Coleman joins in call for Gonzales resignationby Mark Zdechlik, Minnesota Public Radio
Alberto Gonzales' Justice Department had considered dismissing one in four of the nation's U.S. attorneys, according to a report in the Washington Post. The Post reports former Minnesota U.S. Attorney Tom Heffelfinger was on the list. The paper attributes that information to sources familiar with documents, which have not been made public. In response to the developments, Republican Sen. Norm Coleman of Minnesota joined the calls for Gonzales' resignation.
Washington, D.C. — According to the Washington Post, at least 26 of the nation's 93 U.S. attorneys were singled out for possible termination between February 2005 and December 2006.
Among them, the Post reports, were three U.S. attorneys who resigned during that time frame, including Minnesota's Tom Heffelfinger.
Republican Norm Coleman has joined Minnesota's other U.S. senator, Democrat Amy Klobuchar, and a short but growing list of Republicans, in calling for Gonzales' resignation.
Coleman called the Heffelfinger news the "last straw.
"It's not because he has been proven to have broken any laws, and it's not because of the way ... the department was targeting people for dismissal. That's an at-will position. They have the ability to turn over personnel if they want," said Coleman.
"But I think there have been so many questions raised about why there were dismissals, and what were the reasons people were being targeted, that at this point the cloud of suspicion is just so thick," Coleman said, adding that Gonzales can no longer effectively lead the Department of Justice.
"The politics of this -- in terms of the ongoing questioning, the ongoing investigations and everything else -- I think it is both an issue of credibility and an issue of focus," Coleman said.
On the Senate floor Thursday, Klobuchar expressed outrage that Heffelfinger's name was on the firing list.
"The consequences are simply unacceptable.
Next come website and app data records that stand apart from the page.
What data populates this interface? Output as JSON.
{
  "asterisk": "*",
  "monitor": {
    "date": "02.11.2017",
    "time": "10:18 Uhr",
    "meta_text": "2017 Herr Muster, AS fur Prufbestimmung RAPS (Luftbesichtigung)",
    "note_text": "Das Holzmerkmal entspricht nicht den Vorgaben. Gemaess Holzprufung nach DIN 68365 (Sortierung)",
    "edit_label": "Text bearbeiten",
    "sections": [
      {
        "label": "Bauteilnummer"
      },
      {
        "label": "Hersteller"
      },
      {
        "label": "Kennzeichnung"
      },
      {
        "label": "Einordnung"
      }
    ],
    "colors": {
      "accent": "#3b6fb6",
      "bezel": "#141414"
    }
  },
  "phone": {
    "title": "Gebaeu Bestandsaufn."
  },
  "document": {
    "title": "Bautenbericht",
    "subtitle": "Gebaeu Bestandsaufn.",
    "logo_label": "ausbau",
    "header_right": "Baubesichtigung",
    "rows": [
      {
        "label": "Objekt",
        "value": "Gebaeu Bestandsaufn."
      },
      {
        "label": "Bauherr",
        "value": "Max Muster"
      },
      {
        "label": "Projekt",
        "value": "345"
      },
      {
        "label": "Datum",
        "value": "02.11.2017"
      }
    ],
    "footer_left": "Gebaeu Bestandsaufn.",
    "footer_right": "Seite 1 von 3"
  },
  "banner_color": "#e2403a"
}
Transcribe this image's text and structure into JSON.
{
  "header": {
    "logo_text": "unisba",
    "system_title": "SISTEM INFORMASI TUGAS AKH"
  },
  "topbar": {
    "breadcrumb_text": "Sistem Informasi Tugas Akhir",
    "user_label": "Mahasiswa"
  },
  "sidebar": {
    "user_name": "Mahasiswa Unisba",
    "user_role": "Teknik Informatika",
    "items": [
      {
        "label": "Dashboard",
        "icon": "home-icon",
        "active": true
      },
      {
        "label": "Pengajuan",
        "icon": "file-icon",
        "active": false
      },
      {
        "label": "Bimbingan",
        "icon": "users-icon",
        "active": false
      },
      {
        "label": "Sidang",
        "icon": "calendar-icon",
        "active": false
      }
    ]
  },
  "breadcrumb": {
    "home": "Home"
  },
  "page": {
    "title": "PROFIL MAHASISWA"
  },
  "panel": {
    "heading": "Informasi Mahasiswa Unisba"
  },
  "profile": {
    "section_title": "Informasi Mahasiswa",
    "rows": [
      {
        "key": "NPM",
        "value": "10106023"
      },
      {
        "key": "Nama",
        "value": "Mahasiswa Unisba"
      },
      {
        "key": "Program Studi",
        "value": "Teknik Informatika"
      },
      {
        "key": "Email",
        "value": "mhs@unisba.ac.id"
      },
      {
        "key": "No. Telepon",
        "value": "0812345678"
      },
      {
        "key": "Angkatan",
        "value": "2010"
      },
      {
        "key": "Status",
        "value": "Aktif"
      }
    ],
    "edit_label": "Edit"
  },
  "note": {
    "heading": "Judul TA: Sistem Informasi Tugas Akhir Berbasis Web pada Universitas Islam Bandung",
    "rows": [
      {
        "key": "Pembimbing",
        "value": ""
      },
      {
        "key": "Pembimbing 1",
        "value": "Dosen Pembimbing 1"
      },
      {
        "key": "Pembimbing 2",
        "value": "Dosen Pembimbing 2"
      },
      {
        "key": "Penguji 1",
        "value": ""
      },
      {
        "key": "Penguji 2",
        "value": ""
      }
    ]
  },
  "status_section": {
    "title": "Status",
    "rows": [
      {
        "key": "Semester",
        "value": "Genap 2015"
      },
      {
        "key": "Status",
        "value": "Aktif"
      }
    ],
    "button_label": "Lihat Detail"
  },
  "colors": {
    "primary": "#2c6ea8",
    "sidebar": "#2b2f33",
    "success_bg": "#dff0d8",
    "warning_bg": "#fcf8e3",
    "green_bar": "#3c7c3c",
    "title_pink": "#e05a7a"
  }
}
Good prosecutors like Tom Heffelfinger -- who by all accounts have been just doing their jobs, upholding their oaths, following the principles of their professions -- we find out were targeted for firing," Klobuchar said.
Klobuchar is asking the Senate Judiciary Committee to investigate why Heffelfinger was reportedly targeted for replacement.
For months, Heffelfinger has heard his name was among those considered for dismissal-- although he maintains he has no idea why.
"As late as early fall of '05, I had a private meeting with the attorney general related to Native American issues, and Sampson was present at that meeting," he said. "Had they had concerns about my performance, (Gonzales) had the opportunity to raise them and didn't. So I could reasonably conclude that he didn't have a problem with my performance."
However, the news of the second list did come as a surprise to him.
"There are two lists that were allegedly created, or apparently created, with U.S. attorney names on them -- one in 2005 and another in early 2006. And there's been reports that were unconfirmed that I was on an early list in '05. But this is the first time I've heard about being on an '06 list," Heffelfinger said.
According to Associated Press sources, Heffelfinger was one of seven under consideration for replacement in a January 2006 list. The Associated Press reports that Heffelfinger and two others were later taken off the list. Heffelfinger says what surprises and troubles him about the Washington Post report is just how many of his colleagues were also apparently targeted for possible dismissal.
"It is new and somewhat surprising that Kyle Sampson has apparently targeted more than one-quarter of the U.S. attorney community, which had he been successful in doing so, could have been devastating to the effectiveness of the Department of Justice," he said.
Heffelfinger won't say whether he thinks Gonzales should step down. But he does say that the widening scandal could have serious reprecussions for Department of Justice operations.
Heffelfinger say he agrees with Gonzales' own assessment that the issue before Gonzales is whether he can be effective.
"I am very concerned that this issue has had a really adverse effect on the morale of, not only the whole Department of Justice, but specifically the 93 U.S. attorneys," Heffelfinger said. "That can affect the quality of justice."
Rachel Paulose was appointed as Minnesota's U.S. attorney following Heffelfinger's departure, and has been the subject of criticism over her management style. This year, three lawyers in her office resigned their top management posts.
(The Associated Press contributed to this report)